-- Working data follows --

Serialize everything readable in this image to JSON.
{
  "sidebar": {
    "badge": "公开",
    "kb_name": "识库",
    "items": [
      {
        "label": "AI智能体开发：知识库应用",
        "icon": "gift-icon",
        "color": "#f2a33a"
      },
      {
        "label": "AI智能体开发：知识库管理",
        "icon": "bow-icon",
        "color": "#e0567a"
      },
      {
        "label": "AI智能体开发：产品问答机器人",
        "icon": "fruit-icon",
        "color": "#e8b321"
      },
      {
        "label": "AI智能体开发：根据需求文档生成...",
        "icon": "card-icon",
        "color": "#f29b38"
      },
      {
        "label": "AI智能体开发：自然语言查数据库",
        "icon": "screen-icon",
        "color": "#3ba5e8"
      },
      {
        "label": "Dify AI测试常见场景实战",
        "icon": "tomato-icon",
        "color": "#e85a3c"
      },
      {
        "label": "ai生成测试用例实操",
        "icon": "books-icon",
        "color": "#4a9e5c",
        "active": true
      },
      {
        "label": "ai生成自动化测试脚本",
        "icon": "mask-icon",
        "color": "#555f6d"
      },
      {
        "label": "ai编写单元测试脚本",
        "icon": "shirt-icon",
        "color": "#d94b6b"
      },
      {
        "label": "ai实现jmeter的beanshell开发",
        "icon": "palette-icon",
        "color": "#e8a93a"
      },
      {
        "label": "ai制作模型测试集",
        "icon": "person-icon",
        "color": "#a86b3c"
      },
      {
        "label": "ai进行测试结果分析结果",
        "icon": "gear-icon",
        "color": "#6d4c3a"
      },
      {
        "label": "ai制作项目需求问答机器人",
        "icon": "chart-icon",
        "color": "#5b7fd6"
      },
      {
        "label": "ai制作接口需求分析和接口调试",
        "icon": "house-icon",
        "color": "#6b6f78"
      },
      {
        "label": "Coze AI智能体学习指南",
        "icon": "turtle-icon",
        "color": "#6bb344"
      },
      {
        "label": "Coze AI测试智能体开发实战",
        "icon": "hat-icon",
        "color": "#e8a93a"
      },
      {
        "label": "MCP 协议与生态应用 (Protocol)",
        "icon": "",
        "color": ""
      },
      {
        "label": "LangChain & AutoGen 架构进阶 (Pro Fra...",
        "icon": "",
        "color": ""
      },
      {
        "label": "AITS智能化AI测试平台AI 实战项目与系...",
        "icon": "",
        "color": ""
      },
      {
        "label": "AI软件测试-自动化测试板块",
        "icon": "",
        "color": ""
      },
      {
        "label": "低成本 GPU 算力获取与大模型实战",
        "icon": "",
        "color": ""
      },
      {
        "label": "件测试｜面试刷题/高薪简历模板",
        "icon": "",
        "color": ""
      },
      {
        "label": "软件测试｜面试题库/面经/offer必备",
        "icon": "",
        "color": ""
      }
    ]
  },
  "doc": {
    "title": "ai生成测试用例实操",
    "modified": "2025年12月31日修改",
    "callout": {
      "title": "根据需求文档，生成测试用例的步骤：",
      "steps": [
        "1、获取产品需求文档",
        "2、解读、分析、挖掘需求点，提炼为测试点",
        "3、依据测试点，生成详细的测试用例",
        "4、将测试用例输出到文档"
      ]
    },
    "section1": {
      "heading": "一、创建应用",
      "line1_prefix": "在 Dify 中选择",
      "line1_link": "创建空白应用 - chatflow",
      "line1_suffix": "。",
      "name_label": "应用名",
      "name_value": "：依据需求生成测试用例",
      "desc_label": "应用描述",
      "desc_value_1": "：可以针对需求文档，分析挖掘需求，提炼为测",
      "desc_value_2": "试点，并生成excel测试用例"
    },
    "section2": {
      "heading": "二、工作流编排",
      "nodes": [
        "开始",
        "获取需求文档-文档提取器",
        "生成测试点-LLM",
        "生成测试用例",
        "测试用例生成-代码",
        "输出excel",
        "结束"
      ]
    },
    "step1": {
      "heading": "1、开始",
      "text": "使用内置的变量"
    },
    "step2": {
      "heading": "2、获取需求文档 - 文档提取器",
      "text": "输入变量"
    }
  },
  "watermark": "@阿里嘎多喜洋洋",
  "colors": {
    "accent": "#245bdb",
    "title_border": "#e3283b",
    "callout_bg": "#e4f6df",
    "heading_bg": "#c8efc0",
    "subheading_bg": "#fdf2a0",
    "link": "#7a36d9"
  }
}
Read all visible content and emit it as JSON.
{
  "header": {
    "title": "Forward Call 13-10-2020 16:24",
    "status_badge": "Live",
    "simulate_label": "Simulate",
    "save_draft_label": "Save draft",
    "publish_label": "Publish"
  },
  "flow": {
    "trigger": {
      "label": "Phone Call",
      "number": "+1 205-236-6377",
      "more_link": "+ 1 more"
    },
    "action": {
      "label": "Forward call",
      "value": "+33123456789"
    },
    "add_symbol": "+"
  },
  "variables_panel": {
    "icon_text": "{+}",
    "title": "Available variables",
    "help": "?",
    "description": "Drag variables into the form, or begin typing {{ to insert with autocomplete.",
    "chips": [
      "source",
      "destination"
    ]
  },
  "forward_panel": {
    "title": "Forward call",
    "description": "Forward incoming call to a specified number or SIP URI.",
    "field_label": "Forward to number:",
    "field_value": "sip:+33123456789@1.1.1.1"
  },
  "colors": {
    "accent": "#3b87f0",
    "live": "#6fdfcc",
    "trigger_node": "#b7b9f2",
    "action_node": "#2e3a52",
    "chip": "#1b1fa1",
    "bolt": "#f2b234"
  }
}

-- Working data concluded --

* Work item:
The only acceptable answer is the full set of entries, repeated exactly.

* Written answer:
Serialize everything readable in this image to JSON.
{
  "sidebar": {
    "badge": "公开",
    "kb_name": "识库",
    "items": [
      {
        "label": "AI智能体开发：知识库应用",
        "icon": "gift-icon",
        "color": "#f2a33a"
      },
      {
        "label": "AI智能体开发：知识库管理",
        "icon": "bow-icon",
        "color": "#e0567a"
      },
      {
        "label": "AI智能体开发：产品问答机器人",
        "icon": "fruit-icon",
        "color": "#e8b321"
      },
      {
        "label": "AI智能体开发：根据需求文档生成...",
        "icon": "card-icon",
        "color": "#f29b38"
      },
      {
        "label": "AI智能体开发：自然语言查数据库",
        "icon": "screen-icon",
        "color": "#3ba5e8"
      },
      {
        "label": "Dify AI测试常见场景实战",
        "icon": "tomato-icon",
        "color": "#e85a3c"
      },
      {
        "label": "ai生成测试用例实操",
        "icon": "books-icon",
        "color": "#4a9e5c",
        "active": true
      },
      {
        "label": "ai生成自动化测试脚本",
        "icon": "mask-icon",
        "color": "#555f6d"
      },
      {
        "label": "ai编写单元测试脚本",
        "icon": "shirt-icon",
        "color": "#d94b6b"
      },
      {
        "label": "ai实现jmeter的beanshell开发",
        "icon": "palette-icon",
        "color": "#e8a93a"
      },
      {
        "label": "ai制作模型测试集",
        "icon": "person-icon",
        "color": "#a86b3c"
      },
      {
        "label": "ai进行测试结果分析结果",
        "icon": "gear-icon",
        "color": "#6d4c3a"
      },
      {
        "label": "ai制作项目需求问答机器人",
        "icon": "chart-icon",
        "color": "#5b7fd6"
      },
      {
        "label": "ai制作接口需求分析和接口调试",
        "icon": "house-icon",
        "color": "#6b6f78"
      },
      {
        "label": "Coze AI智能体学习指南",
        "icon": "turtle-icon",
        "color": "#6bb344"
      },
      {
        "label": "Coze AI测试智能体开发实战",
        "icon": "hat-icon",
        "color": "#e8a93a"
      },
      {
        "label": "MCP 协议与生态应用 (Protocol)",
        "icon": "",
        "color": ""
      },
      {
        "label": "LangChain & AutoGen 架构进阶 (Pro Fra...",
        "icon": "",
        "color": ""
      },
      {
        "label": "AITS智能化AI测试平台AI 实战项目与系...",
        "icon": "",
        "color": ""
      },
      {
        "label": "AI软件测试-自动化测试板块",
        "icon": "",
        "color": ""
      },
      {
        "label": "低成本 GPU 算力获取与大模型实战",
        "icon": "",
        "color": ""
      },
      {
        "label": "件测试｜面试刷题/高薪简历模板",
        "icon": "",
        "color": ""
      },
      {
        "label": "软件测试｜面试题库/面经/offer必备",
        "icon": "",
        "color": ""
      }
    ]
  },
  "doc": {
    "title": "ai生成测试用例实操",
    "modified": "2025年12月31日修改",
    "callout": {
      "title": "根据需求文档，生成测试用例的步骤：",
      "steps": [
        "1、获取产品需求文档",
        "2、解读、分析、挖掘需求点，提炼为测试点",
        "3、依据测试点，生成详细的测试用例",
        "4、将测试用例输出到文档"
      ]
    },
    "section1": {
      "heading": "一、创建应用",
      "line1_prefix": "在 Dify 中选择",
      "line1_link": "创建空白应用 - chatflow",
      "line1_suffix": "。",
      "name_label": "应用名",
      "name_value": "：依据需求生成测试用例",
      "desc_label": "应用描述",
      "desc_value_1": "：可以针对需求文档，分析挖掘需求，提炼为测",
      "desc_value_2": "试点，并生成excel测试用例"
    },
    "section2": {
      "heading": "二、工作流编排",
      "nodes": [
        "开始",
        "获取需求文档-文档提取器",
        "生成测试点-LLM",
        "生成测试用例",
        "测试用例生成-代码",
        "输出excel",
        "结束"
      ]
    },
    "step1": {
      "heading": "1、开始",
      "text": "使用内置的变量"
    },
    "step2": {
      "heading": "2、获取需求文档 - 文档提取器",
      "text": "输入变量"
    }
  },
  "watermark": "@阿里嘎多喜洋洋",
  "colors": {
    "accent": "#245bdb",
    "title_border": "#e3283b",
    "callout_bg": "#e4f6df",
    "heading_bg": "#c8efc0",
    "subheading_bg": "#fdf2a0",
    "link": "#7a36d9"
  }
}
Read all visible content and emit it as JSON.
{
  "header": {
    "title": "Forward Call 13-10-2020 16:24",
    "status_badge": "Live",
    "simulate_label": "Simulate",
    "save_draft_label": "Save draft",
    "publish_label": "Publish"
  },
  "flow": {
    "trigger": {
      "label": "Phone Call",
      "number": "+1 205-236-6377",
      "more_link": "+ 1 more"
    },
    "action": {
      "label": "Forward call",
      "value": "+33123456789"
    },
    "add_symbol": "+"
  },
  "variables_panel": {
    "icon_text": "{+}",
    "title": "Available variables",
    "help": "?",
    "description": "Drag variables into the form, or begin typing {{ to insert with autocomplete.",
    "chips": [
      "source",
      "destination"
    ]
  },
  "forward_panel": {
    "title": "Forward call",
    "description": "Forward incoming call to a specified number or SIP URI.",
    "field_label": "Forward to number:",
    "field_value": "sip:+33123456789@1.1.1.1"
  },
  "colors": {
    "accent": "#3b87f0",
    "live": "#6fdfcc",
    "trigger_node": "#b7b9f2",
    "action_node": "#2e3a52",
    "chip": "#1b1fa1",
    "bolt": "#f2b234"
  }
}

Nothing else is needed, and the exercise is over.